== PROVIDED DATA ==

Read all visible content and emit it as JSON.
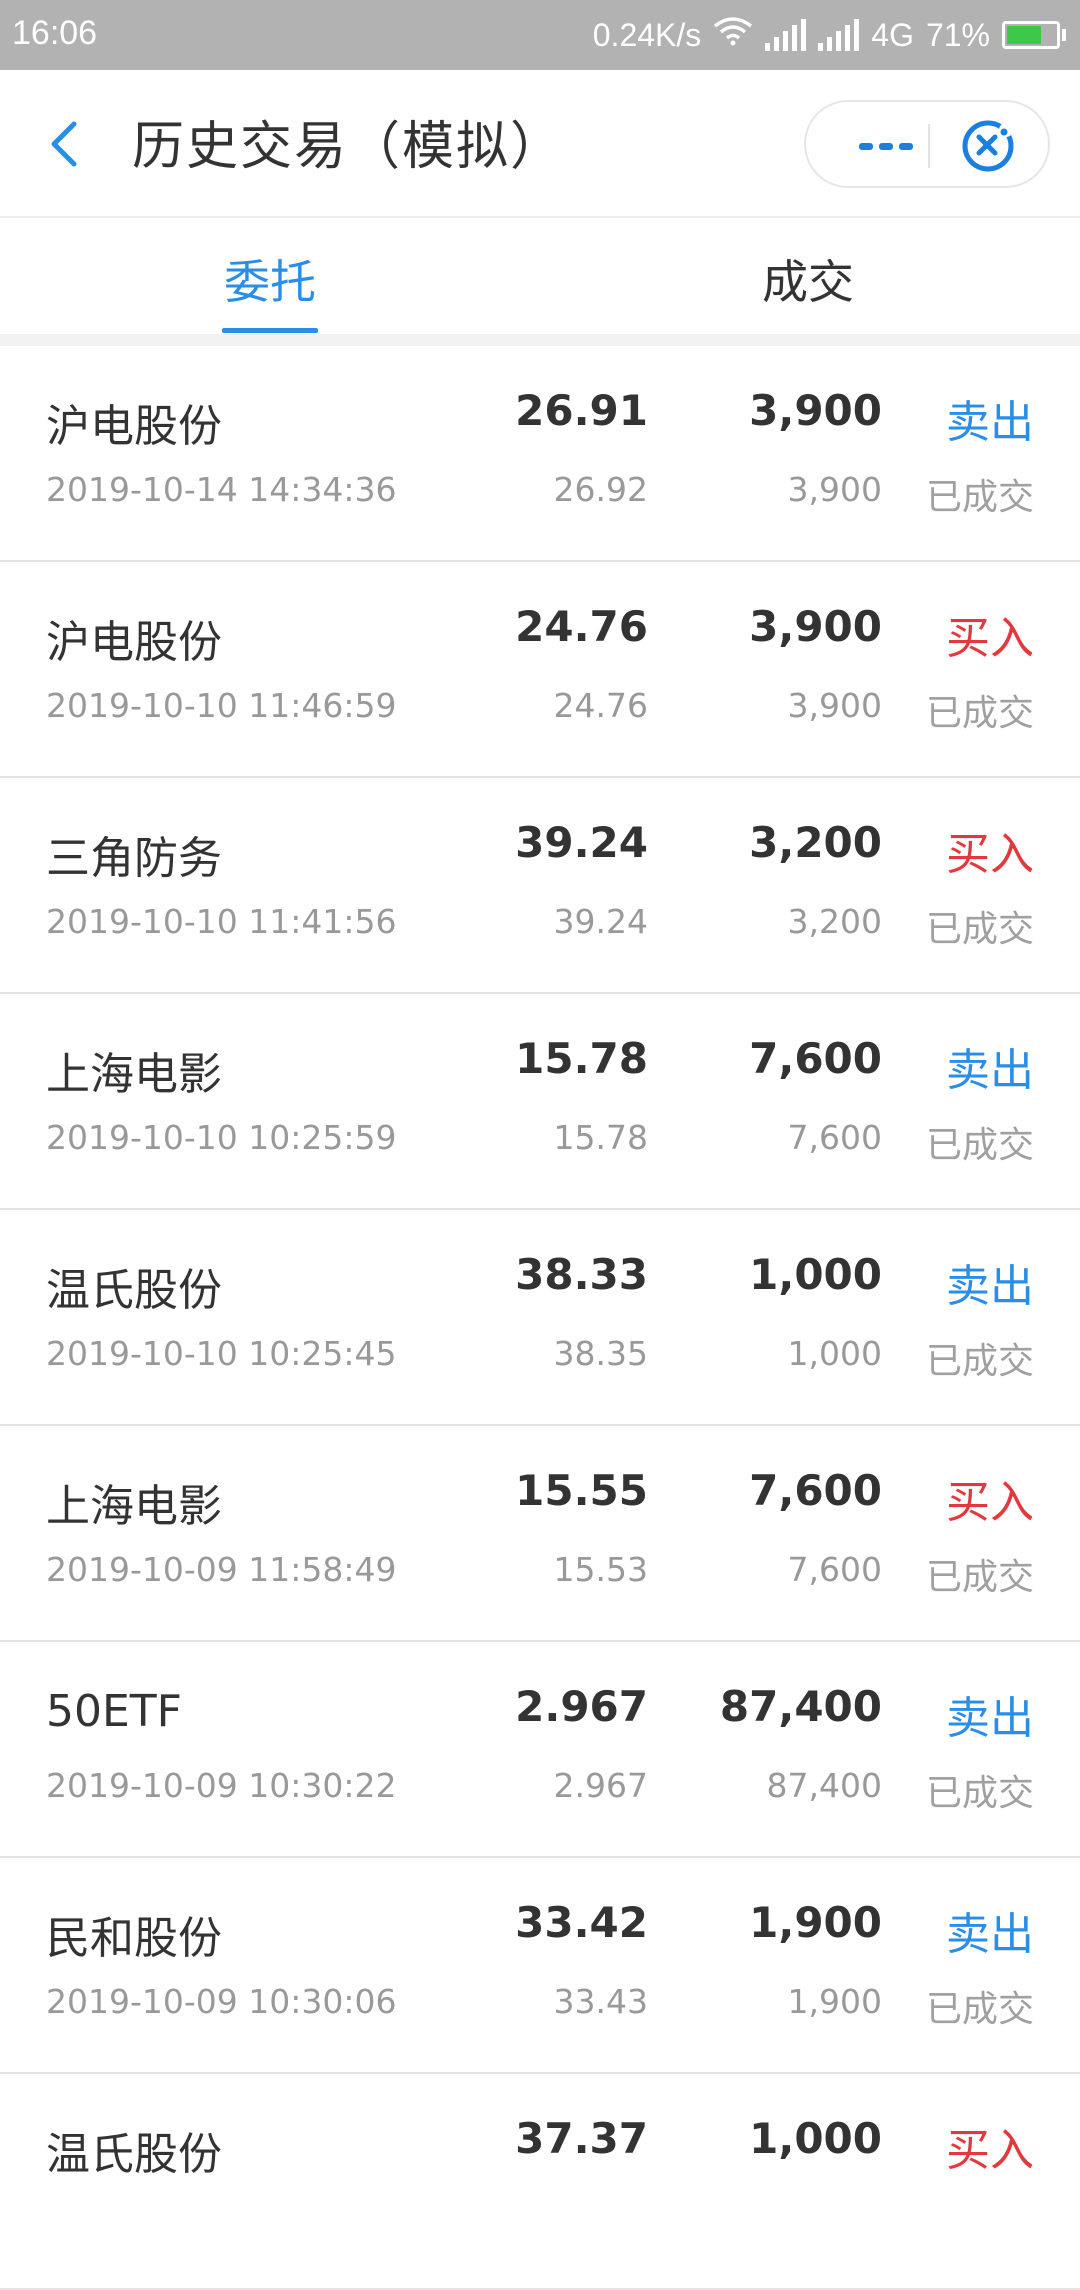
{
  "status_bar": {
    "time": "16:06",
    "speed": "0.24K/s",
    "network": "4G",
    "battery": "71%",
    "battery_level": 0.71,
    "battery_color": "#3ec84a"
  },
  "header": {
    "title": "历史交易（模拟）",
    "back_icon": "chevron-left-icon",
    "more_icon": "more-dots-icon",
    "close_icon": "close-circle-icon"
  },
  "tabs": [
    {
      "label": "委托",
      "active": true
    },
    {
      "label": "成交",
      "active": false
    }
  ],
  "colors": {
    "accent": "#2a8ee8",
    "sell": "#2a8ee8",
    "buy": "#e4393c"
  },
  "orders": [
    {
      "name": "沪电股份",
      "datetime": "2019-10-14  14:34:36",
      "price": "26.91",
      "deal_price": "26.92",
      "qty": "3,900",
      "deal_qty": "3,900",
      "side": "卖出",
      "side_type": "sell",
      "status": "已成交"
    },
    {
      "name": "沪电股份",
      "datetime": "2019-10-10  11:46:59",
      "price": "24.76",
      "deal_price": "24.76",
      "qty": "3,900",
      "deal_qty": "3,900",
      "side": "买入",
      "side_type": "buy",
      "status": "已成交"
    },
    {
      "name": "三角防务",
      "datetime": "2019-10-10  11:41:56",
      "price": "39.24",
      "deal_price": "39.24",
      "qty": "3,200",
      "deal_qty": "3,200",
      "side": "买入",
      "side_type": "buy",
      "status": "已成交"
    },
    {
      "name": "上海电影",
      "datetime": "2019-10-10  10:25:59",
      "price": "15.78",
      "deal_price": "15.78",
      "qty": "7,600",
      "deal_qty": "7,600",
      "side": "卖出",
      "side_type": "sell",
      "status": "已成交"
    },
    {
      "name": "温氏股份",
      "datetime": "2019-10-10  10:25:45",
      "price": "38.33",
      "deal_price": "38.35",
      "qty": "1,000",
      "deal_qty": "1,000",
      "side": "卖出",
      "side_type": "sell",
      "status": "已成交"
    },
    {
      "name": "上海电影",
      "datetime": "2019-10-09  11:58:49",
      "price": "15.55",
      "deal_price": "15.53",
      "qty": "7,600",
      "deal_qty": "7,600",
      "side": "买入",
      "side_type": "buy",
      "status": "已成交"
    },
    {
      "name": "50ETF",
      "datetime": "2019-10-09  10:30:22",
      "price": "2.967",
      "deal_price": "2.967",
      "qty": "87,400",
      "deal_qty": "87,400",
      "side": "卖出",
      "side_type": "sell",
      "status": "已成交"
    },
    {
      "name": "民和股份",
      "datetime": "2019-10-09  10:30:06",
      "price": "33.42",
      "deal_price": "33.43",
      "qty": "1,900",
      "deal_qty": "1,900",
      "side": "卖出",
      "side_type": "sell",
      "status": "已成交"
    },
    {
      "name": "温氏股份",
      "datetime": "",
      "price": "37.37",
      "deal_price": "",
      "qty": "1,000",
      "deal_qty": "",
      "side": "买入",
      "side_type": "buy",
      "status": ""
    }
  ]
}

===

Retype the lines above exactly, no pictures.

#### PROBLEM SOLUTION:
Read all visible content and emit it as JSON.
{
  "status_bar": {
    "time": "16:06",
    "speed": "0.24K/s",
    "network": "4G",
    "battery": "71%",
    "battery_level": 0.71,
    "battery_color": "#3ec84a"
  },
  "header": {
    "title": "历史交易（模拟）",
    "back_icon": "chevron-left-icon",
    "more_icon": "more-dots-icon",
    "close_icon": "close-circle-icon"
  },
  "tabs": [
    {
      "label": "委托",
      "active": true
    },
    {
      "label": "成交",
      "active": false
    }
  ],
  "colors": {
    "accent": "#2a8ee8",
    "sell": "#2a8ee8",
    "buy": "#e4393c"
  },
  "orders": [
    {
      "name": "沪电股份",
      "datetime": "2019-10-14  14:34:36",
      "price": "26.91",
      "deal_price": "26.92",
      "qty": "3,900",
      "deal_qty": "3,900",
      "side": "卖出",
      "side_type": "sell",
      "status": "已成交"
    },
    {
      "name": "沪电股份",
      "datetime": "2019-10-10  11:46:59",
      "price": "24.76",
      "deal_price": "24.76",
      "qty": "3,900",
      "deal_qty": "3,900",
      "side": "买入",
      "side_type": "buy",
      "status": "已成交"
    },
    {
      "name": "三角防务",
      "datetime": "2019-10-10  11:41:56",
      "price": "39.24",
      "deal_price": "39.24",
      "qty": "3,200",
      "deal_qty": "3,200",
      "side": "买入",
      "side_type": "buy",
      "status": "已成交"
    },
    {
      "name": "上海电影",
      "datetime": "2019-10-10  10:25:59",
      "price": "15.78",
      "deal_price": "15.78",
      "qty": "7,600",
      "deal_qty": "7,600",
      "side": "卖出",
      "side_type": "sell",
      "status": "已成交"
    },
    {
      "name": "温氏股份",
      "datetime": "2019-10-10  10:25:45",
      "price": "38.33",
      "deal_price": "38.35",
      "qty": "1,000",
      "deal_qty": "1,000",
      "side": "卖出",
      "side_type": "sell",
      "status": "已成交"
    },
    {
      "name": "上海电影",
      "datetime": "2019-10-09  11:58:49",
      "price": "15.55",
      "deal_price": "15.53",
      "qty": "7,600",
      "deal_qty": "7,600",
      "side": "买入",
      "side_type": "buy",
      "status": "已成交"
    },
    {
      "name": "50ETF",
      "datetime": "2019-10-09  10:30:22",
      "price": "2.967",
      "deal_price": "2.967",
      "qty": "87,400",
      "deal_qty": "87,400",
      "side": "卖出",
      "side_type": "sell",
      "status": "已成交"
    },
    {
      "name": "民和股份",
      "datetime": "2019-10-09  10:30:06",
      "price": "33.42",
      "deal_price": "33.43",
      "qty": "1,900",
      "deal_qty": "1,900",
      "side": "卖出",
      "side_type": "sell",
      "status": "已成交"
    },
    {
      "name": "温氏股份",
      "datetime": "",
      "price": "37.37",
      "deal_price": "",
      "qty": "1,000",
      "deal_qty": "",
      "side": "买入",
      "side_type": "buy",
      "status": ""
    }
  ]
}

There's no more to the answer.